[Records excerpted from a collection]

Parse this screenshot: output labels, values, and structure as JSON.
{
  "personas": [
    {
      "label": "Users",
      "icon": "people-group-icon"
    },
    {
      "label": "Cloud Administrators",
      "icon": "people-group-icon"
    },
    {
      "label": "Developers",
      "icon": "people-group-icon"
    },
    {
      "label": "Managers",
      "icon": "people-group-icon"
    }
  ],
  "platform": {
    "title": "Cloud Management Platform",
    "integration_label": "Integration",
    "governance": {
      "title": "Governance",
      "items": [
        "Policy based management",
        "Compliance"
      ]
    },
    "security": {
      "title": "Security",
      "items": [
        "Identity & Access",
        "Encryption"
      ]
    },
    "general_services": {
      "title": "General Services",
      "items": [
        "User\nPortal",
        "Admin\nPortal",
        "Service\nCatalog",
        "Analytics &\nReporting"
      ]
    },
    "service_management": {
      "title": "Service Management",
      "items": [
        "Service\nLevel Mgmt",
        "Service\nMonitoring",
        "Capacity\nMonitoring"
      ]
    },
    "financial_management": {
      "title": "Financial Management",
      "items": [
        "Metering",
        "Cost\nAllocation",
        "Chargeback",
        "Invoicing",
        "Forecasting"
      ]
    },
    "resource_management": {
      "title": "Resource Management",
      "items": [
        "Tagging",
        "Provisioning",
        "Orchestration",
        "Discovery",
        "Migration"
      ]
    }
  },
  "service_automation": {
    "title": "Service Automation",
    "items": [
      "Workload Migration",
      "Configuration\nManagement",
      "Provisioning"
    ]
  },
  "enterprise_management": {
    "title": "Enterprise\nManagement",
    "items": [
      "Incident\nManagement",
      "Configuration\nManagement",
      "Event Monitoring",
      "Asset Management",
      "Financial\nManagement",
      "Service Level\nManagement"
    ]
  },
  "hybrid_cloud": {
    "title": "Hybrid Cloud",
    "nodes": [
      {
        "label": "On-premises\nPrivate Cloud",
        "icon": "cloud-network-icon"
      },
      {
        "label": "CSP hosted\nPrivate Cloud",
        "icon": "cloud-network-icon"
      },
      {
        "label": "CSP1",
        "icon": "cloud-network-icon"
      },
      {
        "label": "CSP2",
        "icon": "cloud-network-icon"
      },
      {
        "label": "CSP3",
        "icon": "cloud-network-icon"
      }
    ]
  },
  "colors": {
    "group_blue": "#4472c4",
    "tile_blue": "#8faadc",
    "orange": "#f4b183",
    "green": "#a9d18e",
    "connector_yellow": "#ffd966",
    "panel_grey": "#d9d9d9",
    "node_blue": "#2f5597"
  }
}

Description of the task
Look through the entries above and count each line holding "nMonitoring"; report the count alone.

Answer to the exercise
2